Coronavirus (COVID-19) Update: Kaplan’s top priorities are the health and safety of employees, students, customers, and the community. If you have individual concerns, please visit our FAQ page ».

Kaplan University School of Professional and Continuing Education Kaplan University School of Professional and Continuing Education

Tips for Preventing OSHA’s Fatal Four on Worksites

Three people standing together at a construction site

Written by: Holly Welles, The Estate Update

Published: July 30, 2020

The construction and manufacturing industries are rife with hazards. Even being aware of potential risks isn't always enough to prevent on-the-job injuries and fatalities. According to OSHA, there are four types of accidents that occur most frequently on worksites. They've dubbed these the "Fatal Four." Which accidents make up the Fatal Four and how can you keep your job site safe?

What is the “Fatal Four?”

Which accidents fall into the category of OSHA's Fatal Four? How did they earn this designation? The four hazards OSHA incorporates into this category are:

  • Falls
  • Electrocution or electrical exposure
  • Struck by objects
  • Caught in or caught between events

These four risks gained their morose moniker because, collectively, they are the leading causes of death and injury in the construction industry. In fact, one out of every five on-the-job deaths occurs in the construction industry.

The question is: how can you address these four risks to prevent injuries and fatalities on your worksite?

Addressing Fall Hazards

Falls from any height can be dangerous. On construction sites, they are the leading cause of worksite fatalities. In 2018, 338 out of the 1,008 deaths in the construction industry could be directly attributed to falls. Whenever workers are more than four feet from the ground, they are at risk of serious injury or death and that doesn't take into account the times when they might be working above a dangerous piece of equipment.

The easiest way to address fall hazards on the worksite is to ensure that everyone wears and uses fall arrest equipment whenever they're off the ground. It's easy to take these things for granted, but having a properly connected tether on fall arrest equipment can mean the difference between a few bruises and a fatal injury. Any ladders, scaffolding, or secure points need to be able to support the force of a falling worker.

Supervisors should be aware of any potential fall risks and make it a point to monitor job sites for best practices to ensure that everyone is working safely.

Addressing Object Strikes

Whether objects are flying, falling, swinging, or rolling, they present a risk for any employees that happen to be in their way. Nearly anything, regardless of its size or weight, may do serious damage to anyone that it comes into contact with.

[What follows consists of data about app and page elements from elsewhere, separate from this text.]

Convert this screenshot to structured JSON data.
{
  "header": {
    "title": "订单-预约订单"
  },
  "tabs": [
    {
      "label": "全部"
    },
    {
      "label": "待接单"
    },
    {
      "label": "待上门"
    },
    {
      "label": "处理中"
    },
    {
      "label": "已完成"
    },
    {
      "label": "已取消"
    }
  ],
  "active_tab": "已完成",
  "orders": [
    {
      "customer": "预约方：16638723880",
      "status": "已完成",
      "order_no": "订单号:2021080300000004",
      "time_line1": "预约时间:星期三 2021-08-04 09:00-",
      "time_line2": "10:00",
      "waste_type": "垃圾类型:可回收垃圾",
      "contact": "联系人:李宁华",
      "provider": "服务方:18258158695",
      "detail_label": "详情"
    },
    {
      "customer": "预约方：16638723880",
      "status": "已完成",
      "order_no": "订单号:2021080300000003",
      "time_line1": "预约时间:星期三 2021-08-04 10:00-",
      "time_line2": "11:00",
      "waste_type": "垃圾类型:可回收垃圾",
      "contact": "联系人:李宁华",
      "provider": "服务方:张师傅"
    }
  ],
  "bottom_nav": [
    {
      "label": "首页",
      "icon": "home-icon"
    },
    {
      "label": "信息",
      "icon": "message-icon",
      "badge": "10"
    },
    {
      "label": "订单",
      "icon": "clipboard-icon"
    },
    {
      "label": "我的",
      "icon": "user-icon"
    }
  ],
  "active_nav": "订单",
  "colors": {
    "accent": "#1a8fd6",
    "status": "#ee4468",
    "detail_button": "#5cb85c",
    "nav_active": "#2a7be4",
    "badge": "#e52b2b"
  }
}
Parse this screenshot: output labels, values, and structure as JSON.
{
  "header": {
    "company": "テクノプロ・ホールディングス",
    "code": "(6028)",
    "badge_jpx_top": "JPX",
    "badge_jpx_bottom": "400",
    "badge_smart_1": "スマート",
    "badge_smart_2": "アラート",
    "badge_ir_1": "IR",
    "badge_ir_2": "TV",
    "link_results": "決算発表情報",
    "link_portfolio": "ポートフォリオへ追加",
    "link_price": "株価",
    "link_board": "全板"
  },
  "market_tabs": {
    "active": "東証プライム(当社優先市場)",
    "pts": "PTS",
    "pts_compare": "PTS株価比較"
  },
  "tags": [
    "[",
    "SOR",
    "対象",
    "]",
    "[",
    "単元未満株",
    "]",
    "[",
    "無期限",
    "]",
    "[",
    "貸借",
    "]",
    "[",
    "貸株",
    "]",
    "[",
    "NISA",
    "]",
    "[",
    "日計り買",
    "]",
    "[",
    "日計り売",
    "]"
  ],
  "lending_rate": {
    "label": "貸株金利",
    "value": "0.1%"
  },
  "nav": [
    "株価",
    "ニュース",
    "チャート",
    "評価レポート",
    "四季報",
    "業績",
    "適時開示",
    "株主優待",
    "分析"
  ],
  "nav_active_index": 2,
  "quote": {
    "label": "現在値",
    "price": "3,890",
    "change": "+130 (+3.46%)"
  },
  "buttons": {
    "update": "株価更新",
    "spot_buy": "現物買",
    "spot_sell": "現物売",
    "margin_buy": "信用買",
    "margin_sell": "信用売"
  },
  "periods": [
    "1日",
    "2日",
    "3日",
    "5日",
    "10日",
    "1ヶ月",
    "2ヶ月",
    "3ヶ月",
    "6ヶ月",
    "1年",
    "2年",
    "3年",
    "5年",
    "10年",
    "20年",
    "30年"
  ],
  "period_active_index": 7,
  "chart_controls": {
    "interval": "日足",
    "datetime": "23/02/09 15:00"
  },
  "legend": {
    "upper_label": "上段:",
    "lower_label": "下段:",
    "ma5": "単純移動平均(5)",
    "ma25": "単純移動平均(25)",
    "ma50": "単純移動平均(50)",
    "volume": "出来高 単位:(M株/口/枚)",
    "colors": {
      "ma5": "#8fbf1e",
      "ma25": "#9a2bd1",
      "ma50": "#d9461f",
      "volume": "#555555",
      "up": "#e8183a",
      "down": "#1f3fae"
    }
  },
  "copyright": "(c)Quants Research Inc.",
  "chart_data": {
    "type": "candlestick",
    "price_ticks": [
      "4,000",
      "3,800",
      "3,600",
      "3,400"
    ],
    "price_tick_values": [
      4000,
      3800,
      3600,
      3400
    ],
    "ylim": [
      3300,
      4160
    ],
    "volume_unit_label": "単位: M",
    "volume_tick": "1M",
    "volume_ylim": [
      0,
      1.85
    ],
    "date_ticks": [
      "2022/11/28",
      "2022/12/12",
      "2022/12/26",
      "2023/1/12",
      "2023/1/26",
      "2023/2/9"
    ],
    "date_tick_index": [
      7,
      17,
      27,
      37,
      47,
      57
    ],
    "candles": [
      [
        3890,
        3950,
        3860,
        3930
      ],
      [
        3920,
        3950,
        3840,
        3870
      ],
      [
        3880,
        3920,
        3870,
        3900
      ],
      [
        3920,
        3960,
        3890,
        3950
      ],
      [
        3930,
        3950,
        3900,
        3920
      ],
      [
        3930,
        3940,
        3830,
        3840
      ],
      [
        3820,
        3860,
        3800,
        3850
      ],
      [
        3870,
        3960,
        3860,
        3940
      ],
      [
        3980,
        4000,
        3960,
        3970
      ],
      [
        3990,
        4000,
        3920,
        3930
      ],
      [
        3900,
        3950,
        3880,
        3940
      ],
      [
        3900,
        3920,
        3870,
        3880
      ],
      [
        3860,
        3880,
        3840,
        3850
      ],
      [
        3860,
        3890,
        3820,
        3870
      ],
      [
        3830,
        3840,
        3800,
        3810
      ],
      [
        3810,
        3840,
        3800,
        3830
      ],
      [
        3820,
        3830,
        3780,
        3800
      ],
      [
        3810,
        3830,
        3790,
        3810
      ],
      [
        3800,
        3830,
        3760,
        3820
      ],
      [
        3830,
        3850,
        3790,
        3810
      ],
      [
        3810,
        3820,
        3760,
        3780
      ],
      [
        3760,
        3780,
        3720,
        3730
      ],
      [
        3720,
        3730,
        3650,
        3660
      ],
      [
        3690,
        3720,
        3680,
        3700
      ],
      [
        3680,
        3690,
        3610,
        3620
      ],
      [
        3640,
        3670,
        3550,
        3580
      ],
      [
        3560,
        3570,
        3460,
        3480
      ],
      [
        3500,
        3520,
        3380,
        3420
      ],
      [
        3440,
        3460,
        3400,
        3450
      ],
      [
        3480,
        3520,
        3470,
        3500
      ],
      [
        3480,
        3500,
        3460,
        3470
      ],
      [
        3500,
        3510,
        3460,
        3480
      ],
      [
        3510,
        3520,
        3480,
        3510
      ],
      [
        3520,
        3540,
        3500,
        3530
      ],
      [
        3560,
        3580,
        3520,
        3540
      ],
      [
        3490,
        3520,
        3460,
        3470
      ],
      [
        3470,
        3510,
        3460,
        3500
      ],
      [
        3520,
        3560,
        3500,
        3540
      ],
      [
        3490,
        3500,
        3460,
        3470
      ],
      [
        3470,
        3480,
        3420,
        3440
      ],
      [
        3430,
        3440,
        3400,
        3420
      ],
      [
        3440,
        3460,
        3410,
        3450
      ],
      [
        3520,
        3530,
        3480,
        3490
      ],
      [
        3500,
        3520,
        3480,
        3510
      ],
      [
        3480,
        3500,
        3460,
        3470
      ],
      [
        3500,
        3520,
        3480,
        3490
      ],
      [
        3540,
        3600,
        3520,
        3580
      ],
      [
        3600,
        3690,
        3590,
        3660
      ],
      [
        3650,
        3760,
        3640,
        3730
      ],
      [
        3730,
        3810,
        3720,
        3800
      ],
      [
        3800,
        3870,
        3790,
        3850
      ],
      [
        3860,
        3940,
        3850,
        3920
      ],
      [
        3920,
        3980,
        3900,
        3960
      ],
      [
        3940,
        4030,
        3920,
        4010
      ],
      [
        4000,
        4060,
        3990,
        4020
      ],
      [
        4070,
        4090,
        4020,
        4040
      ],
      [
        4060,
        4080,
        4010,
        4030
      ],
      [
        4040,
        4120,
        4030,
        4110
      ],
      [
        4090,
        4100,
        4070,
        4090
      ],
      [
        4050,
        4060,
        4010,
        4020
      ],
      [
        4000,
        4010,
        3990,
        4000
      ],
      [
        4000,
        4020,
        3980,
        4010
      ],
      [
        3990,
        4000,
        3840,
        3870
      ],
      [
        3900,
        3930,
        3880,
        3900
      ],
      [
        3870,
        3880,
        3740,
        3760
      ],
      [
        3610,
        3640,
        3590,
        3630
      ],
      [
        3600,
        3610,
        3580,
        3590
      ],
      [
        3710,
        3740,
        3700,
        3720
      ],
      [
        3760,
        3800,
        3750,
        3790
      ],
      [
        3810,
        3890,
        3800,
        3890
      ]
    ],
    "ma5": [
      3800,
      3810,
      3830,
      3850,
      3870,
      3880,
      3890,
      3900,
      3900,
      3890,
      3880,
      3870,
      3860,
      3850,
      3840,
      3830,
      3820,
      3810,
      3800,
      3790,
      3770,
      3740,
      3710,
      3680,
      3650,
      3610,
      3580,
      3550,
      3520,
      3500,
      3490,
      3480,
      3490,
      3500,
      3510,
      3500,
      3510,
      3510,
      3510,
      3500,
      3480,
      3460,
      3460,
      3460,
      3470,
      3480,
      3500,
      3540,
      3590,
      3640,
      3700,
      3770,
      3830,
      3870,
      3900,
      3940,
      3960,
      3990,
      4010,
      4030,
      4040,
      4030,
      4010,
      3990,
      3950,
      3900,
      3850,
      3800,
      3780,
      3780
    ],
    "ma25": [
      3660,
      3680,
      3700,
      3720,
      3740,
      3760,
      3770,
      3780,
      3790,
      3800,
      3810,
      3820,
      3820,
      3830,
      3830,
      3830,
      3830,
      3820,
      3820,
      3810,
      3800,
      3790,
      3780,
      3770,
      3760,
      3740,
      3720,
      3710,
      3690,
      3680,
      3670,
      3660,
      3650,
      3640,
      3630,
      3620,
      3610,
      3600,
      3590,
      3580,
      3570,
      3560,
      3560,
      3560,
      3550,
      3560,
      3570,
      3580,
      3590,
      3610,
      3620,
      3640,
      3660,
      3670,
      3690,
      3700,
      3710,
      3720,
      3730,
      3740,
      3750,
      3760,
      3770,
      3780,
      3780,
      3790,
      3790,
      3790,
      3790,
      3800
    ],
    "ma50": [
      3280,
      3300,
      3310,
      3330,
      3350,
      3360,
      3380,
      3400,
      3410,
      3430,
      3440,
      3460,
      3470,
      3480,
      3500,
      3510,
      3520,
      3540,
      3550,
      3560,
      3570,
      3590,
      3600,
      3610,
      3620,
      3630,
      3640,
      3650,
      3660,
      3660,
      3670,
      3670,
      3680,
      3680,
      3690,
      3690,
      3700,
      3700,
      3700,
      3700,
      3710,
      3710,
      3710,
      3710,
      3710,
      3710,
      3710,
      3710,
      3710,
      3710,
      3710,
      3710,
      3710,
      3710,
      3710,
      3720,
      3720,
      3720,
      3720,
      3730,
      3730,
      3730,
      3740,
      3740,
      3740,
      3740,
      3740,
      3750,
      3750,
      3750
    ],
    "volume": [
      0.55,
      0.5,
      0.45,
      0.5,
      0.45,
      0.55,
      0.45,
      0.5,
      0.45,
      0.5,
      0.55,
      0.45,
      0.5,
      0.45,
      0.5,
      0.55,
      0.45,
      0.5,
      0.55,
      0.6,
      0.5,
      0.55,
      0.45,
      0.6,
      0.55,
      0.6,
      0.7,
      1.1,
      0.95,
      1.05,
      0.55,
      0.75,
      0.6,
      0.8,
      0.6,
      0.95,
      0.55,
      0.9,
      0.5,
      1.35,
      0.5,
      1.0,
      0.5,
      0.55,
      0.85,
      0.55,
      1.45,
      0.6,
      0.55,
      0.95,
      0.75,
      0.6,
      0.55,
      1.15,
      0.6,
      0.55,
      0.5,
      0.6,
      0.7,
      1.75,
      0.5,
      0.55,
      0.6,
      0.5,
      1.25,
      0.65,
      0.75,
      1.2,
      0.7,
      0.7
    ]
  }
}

These occurrences caused 112 fatalities in 2018, according to OSHA's statistics.

The best way to avoid object strikes, no matter how the objects are moving, is to require the use of personal protective equipment such as hardhats and safety goggles on the worksite at all times. Workers should also know where it is safe to stand to avoid moving objects and should wear high-visibility clothing, so it's easier for equipment operators to spot them.

Take a close look at your current job site, and do a risk assessment. Where can you make improvements to keep people safe and reduce the number of fatal object strikes?

Addressing Electrocution Risks

Electrocution risks come from a variety of different sources, including some that we can't really control. Anything from frayed wires to incorrectly grounded circuits and even lightning strikes can all create an electrocution risk on a worksite. In 2018, there were 86 electrocution fatalities in the construction industry or roughly 5.5 percent of the construction deaths for that year.

When it comes to incidences like lightning strikes, the only thing we can do is shut down the worksite during thunderstorms and poor weather that could put workers at risk. For other electrical hazards, start by doing a risk assessment. Ensure that everyone receives sufficient training in electricity safety, and maintain and enforce lockout/tagout procedures whenever equipment needs repair.

Addressing Caught In/Between Injuries

These are perhaps the most gruesome injuries included in the Fatal Four. Caught in and caught between injuries happen when an employee becomes trapped and crushed in a piece of equipment or between a machine and a stationary surface. In 2018, there were 55 of these occurrences that ended in fatalities. These incidents often happen quickly and without warning, making them difficult to protect against. That's not to say it's impossible, however.

Instruct your team members to never position themselves between moving and stationary objects. Create safe zones surrounding any large pieces of equipment that are off-limits to pedestrians while it is in operation. The best way to avoid caught in and caught between injuries and fatalities is to create a job site that keeps workers and equipment separate whenever possible.

General Recommendations

It's always a good idea to have specific procedures in place to help you avoid the four most common incidents that cause fatalities on the worksite. Is there anything you can do to improve the overall safety of your team?

Start by creating a culture of safety. Make job site safety everyone's responsibility. Incentivize the good, and educate rather than punish when someone slips up. Create a series of standard operating procedures and best practices for every role where safety is concerned. Ensure that everyone knows them, and enforce them consistently.